━━━ DATA RECORDS ━━━
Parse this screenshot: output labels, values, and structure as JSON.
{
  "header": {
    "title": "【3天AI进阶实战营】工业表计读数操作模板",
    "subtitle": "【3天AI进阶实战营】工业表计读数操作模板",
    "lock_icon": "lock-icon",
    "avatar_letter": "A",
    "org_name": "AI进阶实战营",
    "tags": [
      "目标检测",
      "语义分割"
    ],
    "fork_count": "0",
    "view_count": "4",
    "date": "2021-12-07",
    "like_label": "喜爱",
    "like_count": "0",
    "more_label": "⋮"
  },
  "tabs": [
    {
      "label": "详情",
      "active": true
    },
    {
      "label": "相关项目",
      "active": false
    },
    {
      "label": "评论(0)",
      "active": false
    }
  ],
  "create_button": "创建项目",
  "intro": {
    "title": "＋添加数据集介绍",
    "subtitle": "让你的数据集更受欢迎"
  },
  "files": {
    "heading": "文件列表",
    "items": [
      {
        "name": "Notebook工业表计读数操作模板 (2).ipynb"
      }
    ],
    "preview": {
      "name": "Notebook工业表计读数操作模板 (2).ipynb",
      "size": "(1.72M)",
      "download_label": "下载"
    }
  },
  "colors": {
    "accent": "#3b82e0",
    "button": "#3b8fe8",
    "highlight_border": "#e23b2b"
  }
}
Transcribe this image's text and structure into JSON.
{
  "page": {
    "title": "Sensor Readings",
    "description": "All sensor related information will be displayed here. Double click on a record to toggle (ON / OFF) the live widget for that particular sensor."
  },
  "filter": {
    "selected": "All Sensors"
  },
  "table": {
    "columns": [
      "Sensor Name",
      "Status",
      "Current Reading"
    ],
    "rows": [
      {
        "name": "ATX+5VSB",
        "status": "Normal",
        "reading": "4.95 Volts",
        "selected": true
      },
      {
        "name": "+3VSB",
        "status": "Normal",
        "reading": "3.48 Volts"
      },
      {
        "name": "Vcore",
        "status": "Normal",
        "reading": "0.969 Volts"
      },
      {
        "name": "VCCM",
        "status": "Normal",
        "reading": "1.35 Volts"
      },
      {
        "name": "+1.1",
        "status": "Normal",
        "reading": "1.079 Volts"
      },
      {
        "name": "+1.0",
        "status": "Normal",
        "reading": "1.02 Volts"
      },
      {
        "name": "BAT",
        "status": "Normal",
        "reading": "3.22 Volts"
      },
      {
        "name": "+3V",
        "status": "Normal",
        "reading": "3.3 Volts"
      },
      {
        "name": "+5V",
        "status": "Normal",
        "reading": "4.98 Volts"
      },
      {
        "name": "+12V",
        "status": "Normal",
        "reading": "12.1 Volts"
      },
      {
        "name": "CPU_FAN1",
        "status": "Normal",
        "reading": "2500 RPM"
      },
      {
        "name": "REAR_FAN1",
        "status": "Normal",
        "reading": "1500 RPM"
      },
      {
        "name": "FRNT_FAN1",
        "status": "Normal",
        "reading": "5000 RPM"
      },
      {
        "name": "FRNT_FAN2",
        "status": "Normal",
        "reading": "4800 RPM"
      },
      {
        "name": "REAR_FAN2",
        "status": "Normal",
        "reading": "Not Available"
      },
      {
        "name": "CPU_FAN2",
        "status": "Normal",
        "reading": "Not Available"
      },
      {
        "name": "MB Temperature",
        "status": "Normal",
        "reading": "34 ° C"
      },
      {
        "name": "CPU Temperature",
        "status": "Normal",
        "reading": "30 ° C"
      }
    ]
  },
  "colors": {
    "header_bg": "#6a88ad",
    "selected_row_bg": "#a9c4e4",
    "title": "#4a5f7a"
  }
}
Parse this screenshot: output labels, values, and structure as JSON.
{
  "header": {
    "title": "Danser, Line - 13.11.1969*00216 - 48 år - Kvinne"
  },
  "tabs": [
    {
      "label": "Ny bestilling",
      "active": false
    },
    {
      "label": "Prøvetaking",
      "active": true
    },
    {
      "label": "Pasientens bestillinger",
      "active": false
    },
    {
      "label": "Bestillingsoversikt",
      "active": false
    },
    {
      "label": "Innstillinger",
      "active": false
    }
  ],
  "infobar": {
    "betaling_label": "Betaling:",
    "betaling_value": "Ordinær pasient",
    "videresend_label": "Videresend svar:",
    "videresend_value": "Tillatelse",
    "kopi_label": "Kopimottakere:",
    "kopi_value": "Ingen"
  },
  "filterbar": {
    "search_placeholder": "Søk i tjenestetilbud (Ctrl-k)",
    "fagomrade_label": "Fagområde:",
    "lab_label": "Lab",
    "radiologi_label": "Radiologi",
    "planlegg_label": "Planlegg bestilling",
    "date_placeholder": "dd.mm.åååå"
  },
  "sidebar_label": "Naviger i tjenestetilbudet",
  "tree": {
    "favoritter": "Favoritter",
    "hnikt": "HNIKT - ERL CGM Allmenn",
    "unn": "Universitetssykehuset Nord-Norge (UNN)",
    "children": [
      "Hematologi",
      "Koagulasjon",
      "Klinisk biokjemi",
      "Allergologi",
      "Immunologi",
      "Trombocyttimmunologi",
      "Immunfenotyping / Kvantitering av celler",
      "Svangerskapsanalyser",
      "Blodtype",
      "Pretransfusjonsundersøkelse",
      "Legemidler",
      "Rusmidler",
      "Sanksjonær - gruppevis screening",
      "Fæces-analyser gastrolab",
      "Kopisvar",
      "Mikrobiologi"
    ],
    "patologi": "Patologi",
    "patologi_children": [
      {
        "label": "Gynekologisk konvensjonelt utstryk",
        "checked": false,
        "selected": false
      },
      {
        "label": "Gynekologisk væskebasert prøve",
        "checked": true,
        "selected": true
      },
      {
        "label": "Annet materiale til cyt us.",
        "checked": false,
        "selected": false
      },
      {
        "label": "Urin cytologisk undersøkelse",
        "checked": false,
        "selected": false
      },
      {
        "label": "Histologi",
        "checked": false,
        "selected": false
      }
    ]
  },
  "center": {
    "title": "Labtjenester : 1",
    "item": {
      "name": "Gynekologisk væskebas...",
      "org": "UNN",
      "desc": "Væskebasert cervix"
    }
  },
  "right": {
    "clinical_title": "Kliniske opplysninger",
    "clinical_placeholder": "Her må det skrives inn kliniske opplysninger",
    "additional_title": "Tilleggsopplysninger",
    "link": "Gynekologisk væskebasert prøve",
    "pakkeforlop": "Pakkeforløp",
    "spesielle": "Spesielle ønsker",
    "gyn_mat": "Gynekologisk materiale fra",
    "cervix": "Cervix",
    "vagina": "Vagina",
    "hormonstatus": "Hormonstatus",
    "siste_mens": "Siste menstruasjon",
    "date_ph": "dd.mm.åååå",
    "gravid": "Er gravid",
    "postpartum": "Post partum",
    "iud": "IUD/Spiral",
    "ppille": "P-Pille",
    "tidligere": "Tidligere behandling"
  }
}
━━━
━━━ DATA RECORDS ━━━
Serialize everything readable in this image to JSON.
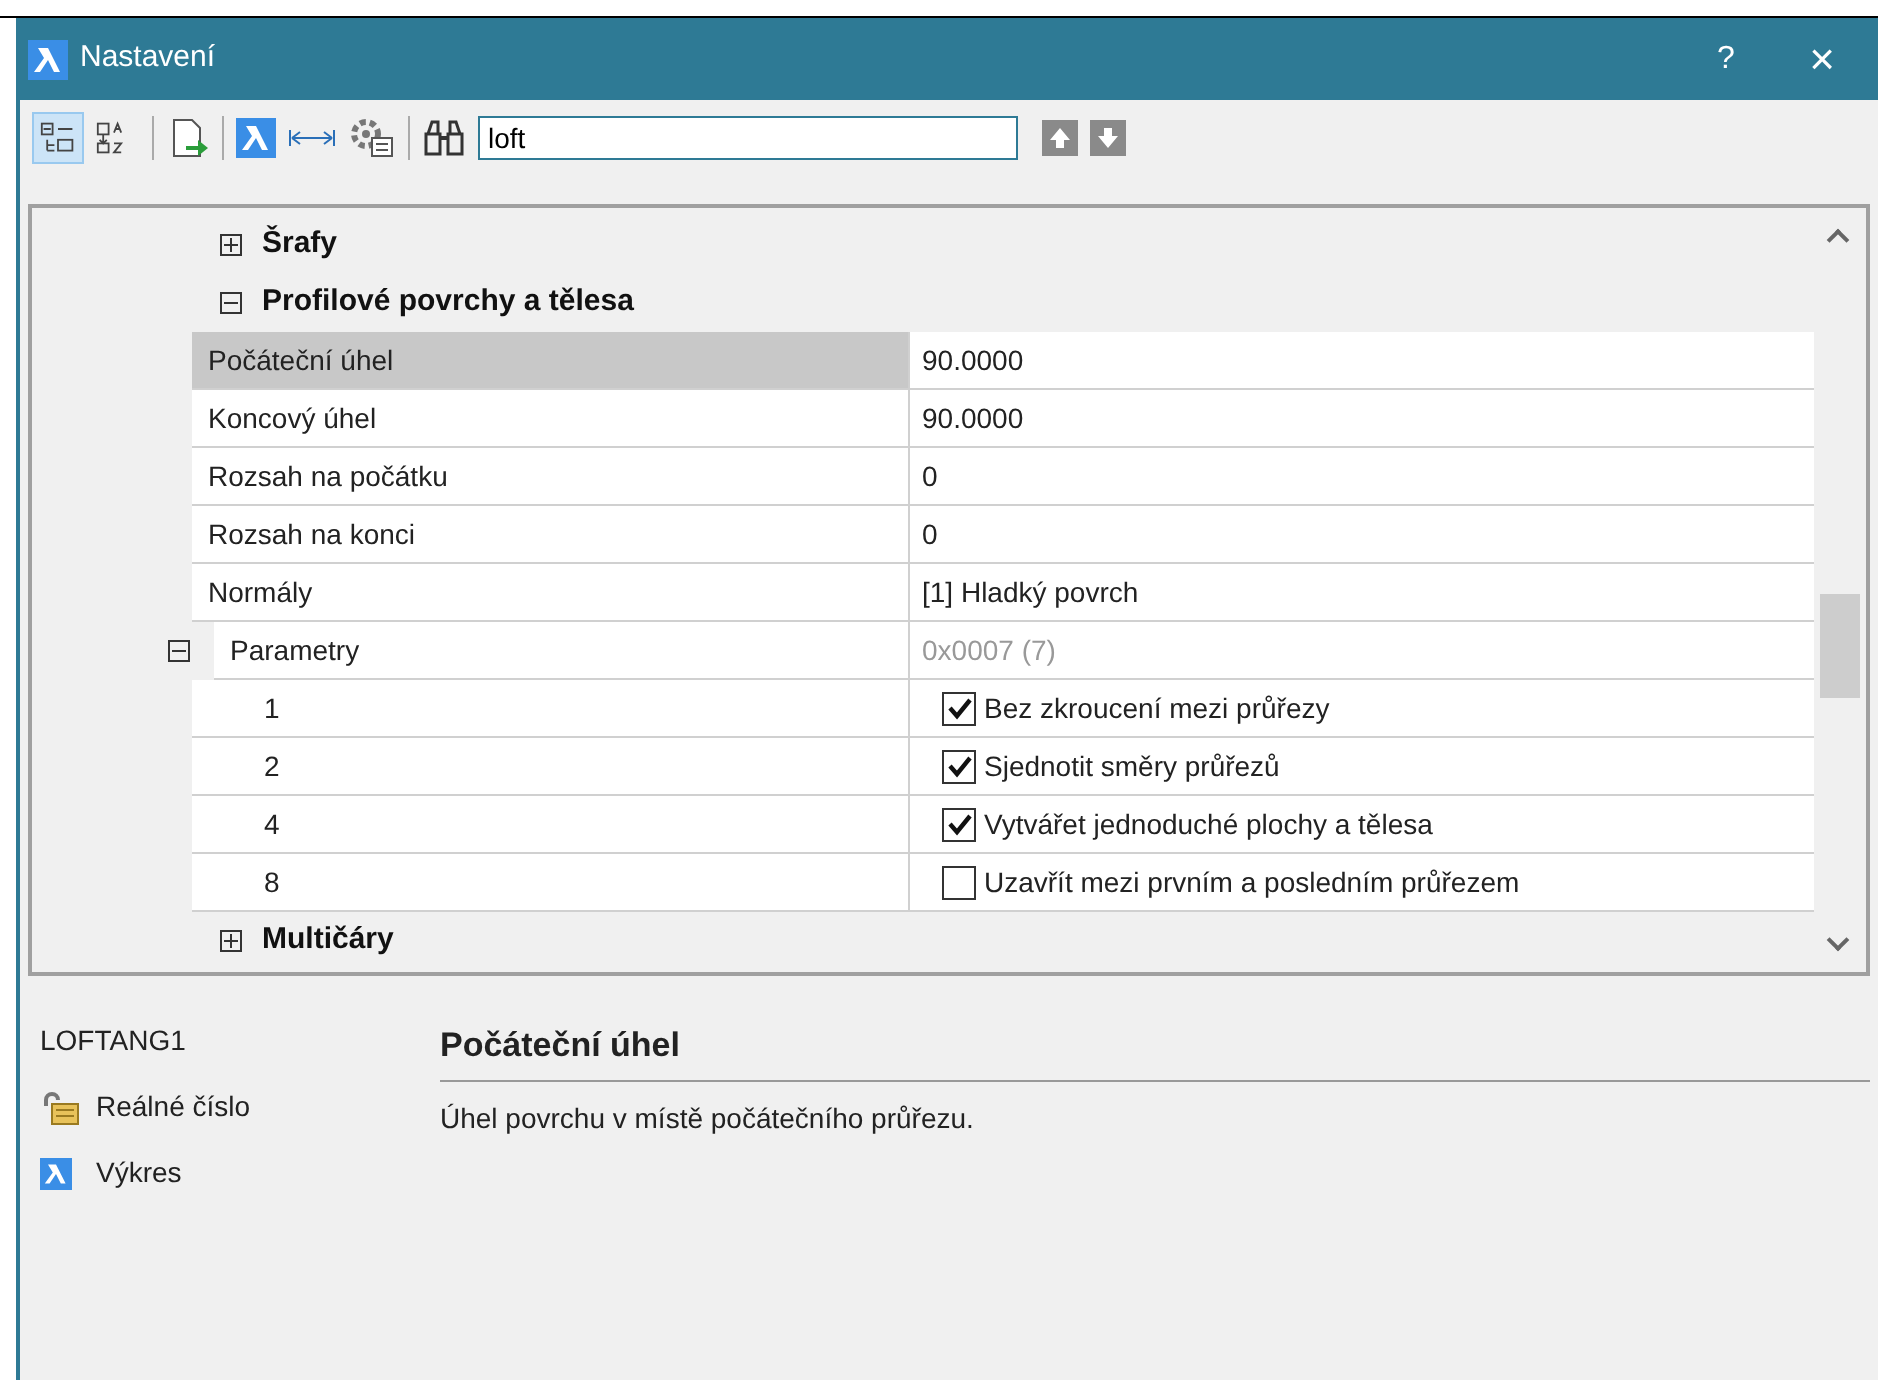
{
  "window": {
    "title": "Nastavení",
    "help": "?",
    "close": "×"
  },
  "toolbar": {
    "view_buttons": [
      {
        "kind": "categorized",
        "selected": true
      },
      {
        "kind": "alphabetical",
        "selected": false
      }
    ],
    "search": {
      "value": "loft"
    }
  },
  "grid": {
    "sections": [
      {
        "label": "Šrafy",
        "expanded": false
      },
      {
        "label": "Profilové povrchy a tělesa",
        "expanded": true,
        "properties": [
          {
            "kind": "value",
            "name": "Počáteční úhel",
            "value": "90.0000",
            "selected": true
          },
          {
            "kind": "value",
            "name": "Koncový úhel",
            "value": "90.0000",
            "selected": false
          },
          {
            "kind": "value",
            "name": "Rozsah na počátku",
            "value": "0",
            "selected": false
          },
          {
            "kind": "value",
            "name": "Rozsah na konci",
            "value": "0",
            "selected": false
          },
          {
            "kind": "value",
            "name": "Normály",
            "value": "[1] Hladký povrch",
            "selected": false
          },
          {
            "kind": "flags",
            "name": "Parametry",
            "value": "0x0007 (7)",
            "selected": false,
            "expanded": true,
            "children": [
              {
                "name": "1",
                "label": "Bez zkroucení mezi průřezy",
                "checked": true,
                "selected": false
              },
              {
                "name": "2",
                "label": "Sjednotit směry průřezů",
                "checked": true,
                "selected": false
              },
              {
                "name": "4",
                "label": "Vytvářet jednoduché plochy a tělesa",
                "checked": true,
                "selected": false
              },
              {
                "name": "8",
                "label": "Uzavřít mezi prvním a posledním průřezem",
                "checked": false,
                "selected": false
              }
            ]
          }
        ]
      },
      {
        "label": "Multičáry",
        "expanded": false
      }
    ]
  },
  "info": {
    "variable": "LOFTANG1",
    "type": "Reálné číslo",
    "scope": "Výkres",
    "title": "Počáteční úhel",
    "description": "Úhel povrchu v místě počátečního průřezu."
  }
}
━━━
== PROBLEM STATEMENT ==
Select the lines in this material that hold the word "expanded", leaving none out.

== RESPONSE TO THIS EXERCISE ==
        "expanded": false
        "expanded": true,
            "expanded": true,
        "expanded": false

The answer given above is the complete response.